ASSIGNED TASK:
Among the records below, find the lines with the word "data" and copy them.

Segment Open

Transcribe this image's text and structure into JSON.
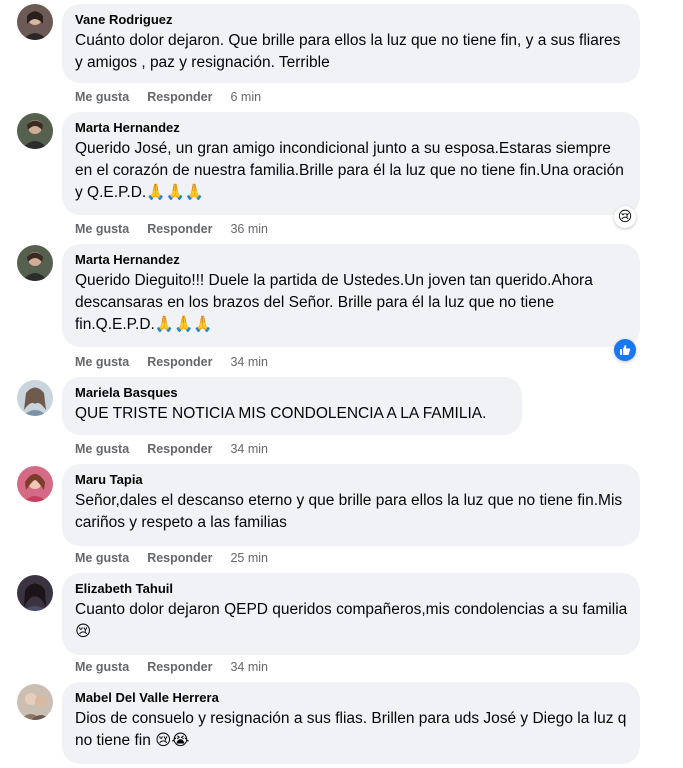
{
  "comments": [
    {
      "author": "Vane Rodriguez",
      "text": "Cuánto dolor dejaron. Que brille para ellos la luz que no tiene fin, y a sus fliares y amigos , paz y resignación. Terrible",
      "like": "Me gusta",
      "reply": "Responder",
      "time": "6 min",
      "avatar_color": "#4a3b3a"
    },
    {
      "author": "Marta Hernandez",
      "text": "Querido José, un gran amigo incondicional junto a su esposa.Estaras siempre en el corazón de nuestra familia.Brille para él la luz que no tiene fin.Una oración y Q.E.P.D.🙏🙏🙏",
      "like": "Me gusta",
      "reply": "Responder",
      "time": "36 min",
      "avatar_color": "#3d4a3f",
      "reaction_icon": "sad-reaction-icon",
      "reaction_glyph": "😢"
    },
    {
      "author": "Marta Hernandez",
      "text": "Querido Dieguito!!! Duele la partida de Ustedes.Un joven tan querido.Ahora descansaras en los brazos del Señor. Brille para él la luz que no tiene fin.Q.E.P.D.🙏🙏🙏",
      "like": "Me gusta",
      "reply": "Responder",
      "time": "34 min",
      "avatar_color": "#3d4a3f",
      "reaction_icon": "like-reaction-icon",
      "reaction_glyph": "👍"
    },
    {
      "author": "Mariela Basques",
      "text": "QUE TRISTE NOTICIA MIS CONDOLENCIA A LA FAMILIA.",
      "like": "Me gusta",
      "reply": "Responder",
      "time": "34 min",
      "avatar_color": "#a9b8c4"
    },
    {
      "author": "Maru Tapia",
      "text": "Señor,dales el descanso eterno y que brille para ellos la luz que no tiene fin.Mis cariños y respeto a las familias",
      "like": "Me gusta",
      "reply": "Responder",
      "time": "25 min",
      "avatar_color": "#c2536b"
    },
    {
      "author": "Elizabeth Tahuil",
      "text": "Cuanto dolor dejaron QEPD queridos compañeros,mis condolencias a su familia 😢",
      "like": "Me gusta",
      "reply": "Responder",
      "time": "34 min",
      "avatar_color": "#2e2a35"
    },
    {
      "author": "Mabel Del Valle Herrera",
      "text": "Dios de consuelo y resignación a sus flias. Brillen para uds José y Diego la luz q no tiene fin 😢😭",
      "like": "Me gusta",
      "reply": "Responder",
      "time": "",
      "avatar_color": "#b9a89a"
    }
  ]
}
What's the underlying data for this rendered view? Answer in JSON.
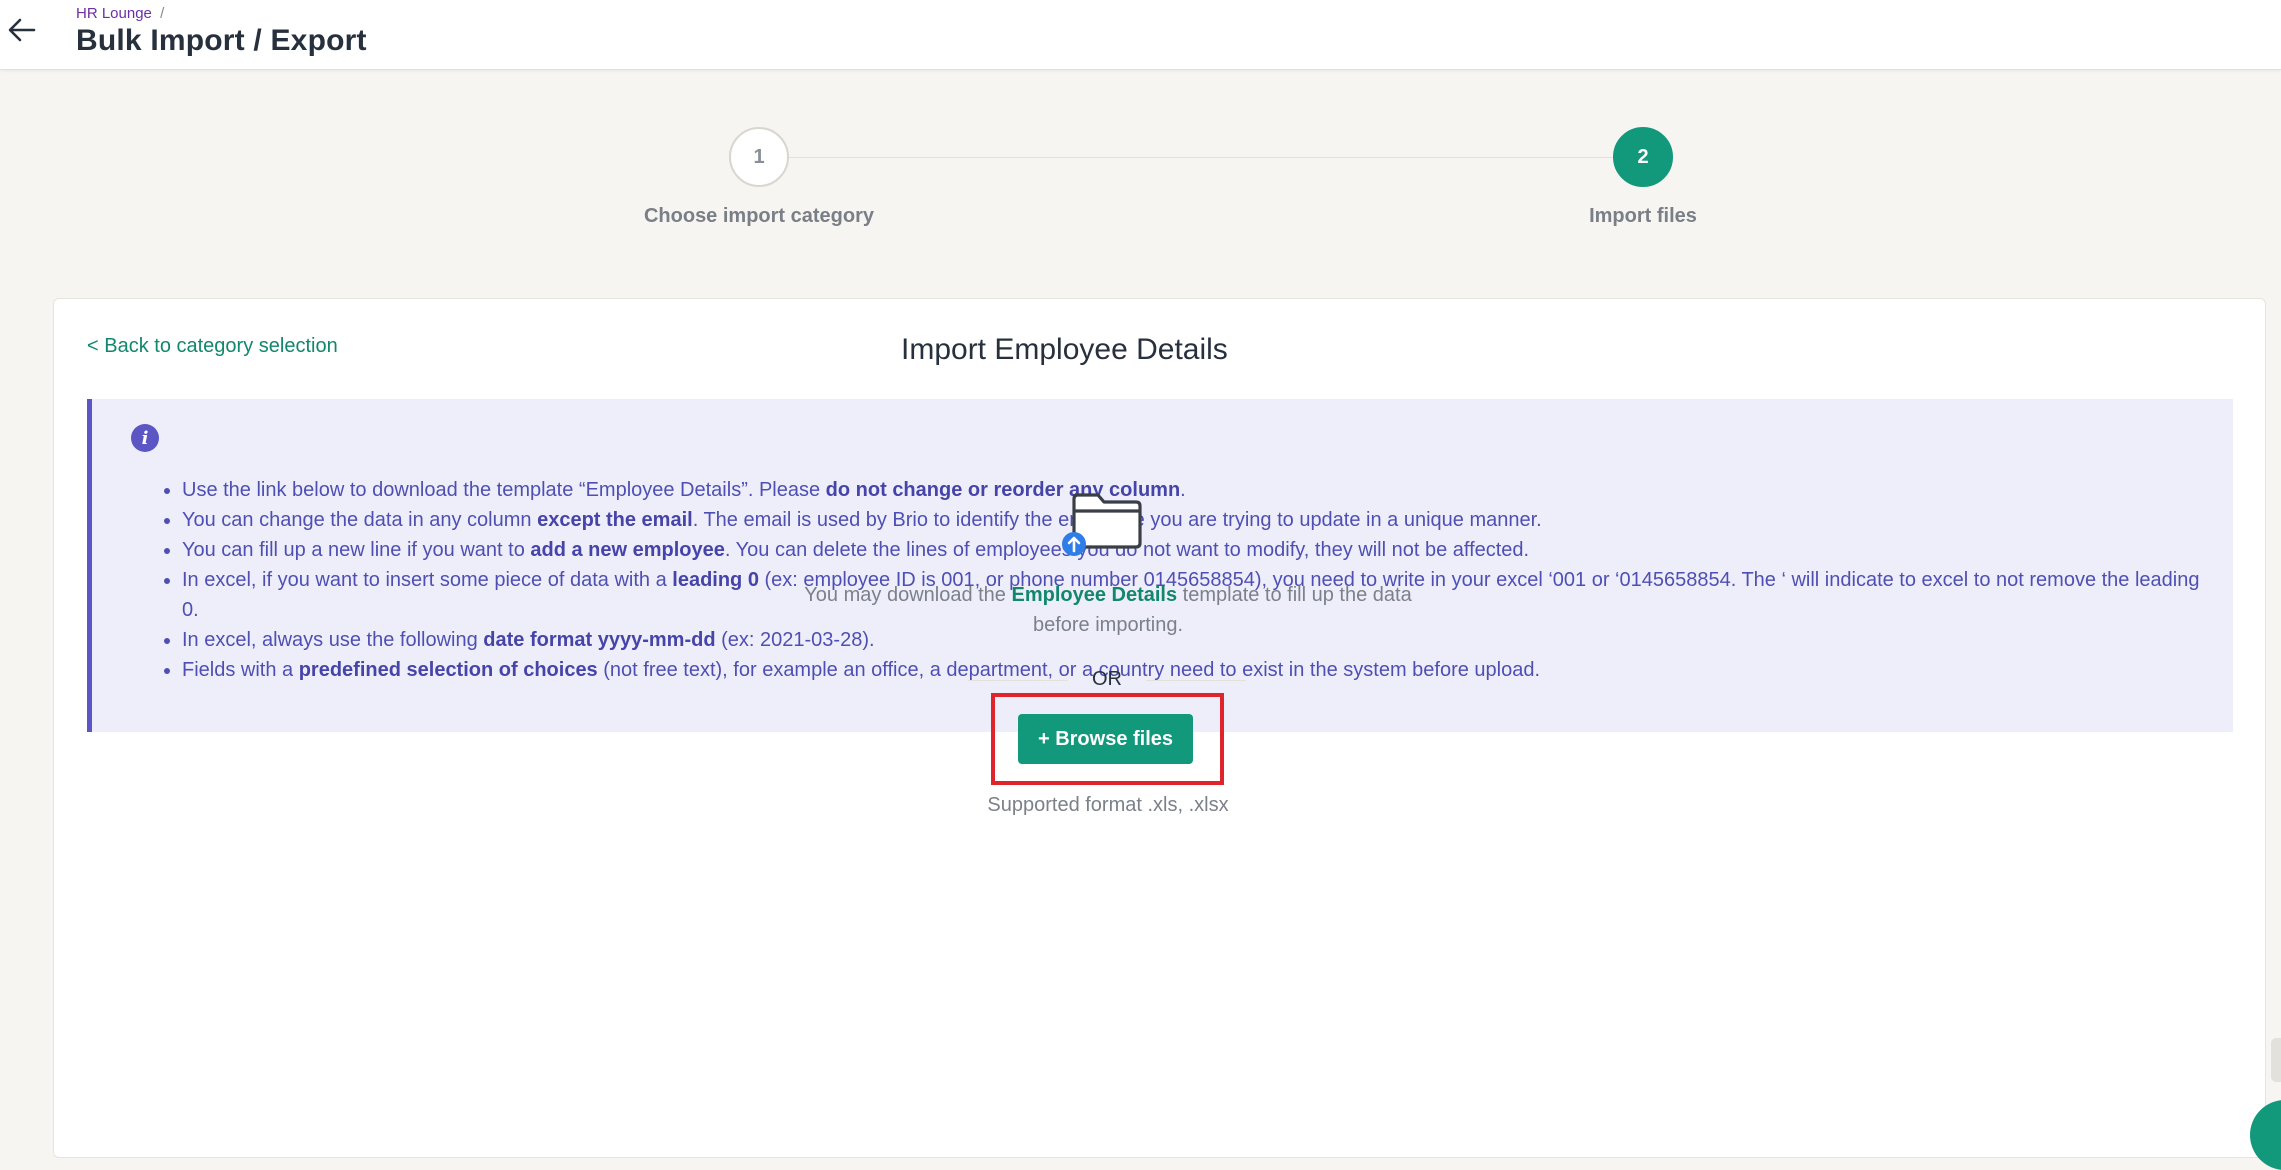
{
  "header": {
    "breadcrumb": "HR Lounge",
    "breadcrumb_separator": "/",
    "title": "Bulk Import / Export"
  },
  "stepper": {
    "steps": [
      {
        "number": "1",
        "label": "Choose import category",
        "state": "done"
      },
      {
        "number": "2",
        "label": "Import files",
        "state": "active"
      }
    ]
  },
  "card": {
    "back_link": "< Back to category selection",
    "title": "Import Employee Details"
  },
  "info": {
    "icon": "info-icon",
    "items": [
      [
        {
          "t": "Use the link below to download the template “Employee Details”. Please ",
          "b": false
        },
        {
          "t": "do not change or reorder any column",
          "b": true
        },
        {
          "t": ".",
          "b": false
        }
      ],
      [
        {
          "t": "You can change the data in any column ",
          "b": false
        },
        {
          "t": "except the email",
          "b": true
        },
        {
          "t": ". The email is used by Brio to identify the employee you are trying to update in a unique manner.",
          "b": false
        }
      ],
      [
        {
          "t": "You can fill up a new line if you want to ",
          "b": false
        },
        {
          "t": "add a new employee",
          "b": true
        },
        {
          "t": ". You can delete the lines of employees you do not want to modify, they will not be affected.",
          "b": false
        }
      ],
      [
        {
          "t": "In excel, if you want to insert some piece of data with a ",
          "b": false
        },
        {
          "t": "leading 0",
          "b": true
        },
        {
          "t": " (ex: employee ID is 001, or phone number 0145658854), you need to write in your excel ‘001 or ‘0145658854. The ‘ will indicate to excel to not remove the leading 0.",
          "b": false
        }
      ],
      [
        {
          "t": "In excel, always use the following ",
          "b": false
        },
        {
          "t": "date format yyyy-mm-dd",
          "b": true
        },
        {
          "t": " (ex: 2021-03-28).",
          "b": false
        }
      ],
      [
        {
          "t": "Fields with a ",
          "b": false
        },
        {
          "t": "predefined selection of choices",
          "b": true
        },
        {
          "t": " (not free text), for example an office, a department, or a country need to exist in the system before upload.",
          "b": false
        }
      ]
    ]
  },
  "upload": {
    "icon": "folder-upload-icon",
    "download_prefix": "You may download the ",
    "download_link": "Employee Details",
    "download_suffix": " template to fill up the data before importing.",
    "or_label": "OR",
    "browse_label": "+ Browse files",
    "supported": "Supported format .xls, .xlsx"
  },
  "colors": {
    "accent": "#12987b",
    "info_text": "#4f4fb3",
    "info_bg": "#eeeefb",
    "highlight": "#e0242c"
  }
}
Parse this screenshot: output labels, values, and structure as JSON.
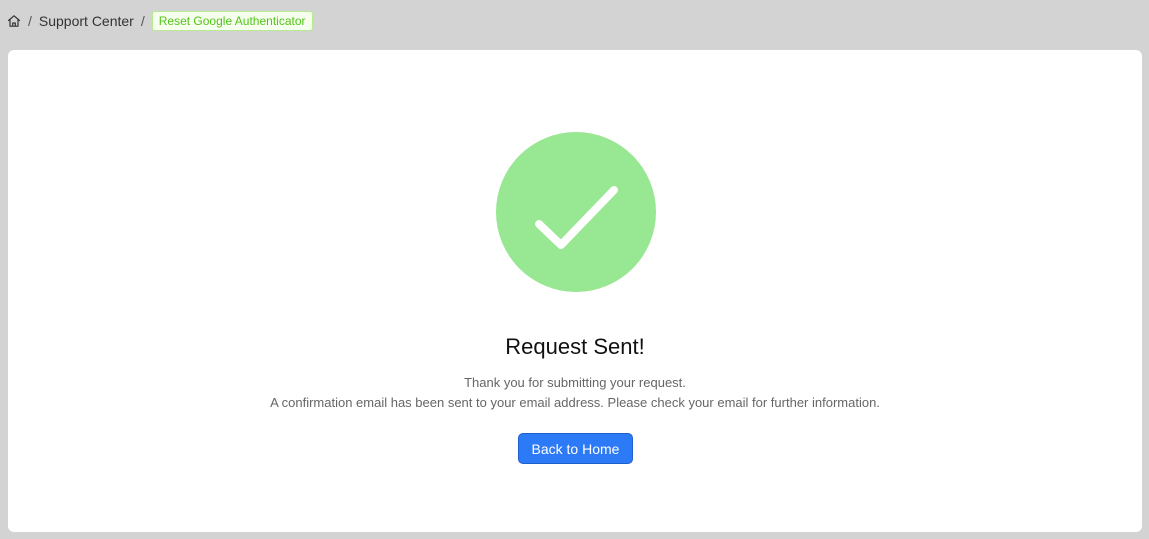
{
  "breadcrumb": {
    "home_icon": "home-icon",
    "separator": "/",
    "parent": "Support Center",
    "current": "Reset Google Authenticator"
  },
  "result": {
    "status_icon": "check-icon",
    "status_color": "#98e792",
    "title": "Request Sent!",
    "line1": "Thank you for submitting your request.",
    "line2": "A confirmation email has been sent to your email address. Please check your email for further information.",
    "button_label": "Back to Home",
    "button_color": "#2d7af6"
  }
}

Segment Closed

PROBLEM SOLUTION:
What's the underlying data for this rendered view? Answer in JSON.
          "t": "You can change the data in any column ",
          "t": "In excel, if you want to insert some piece of data with a ",
    "download_suffix": " template to fill up the data before importing.",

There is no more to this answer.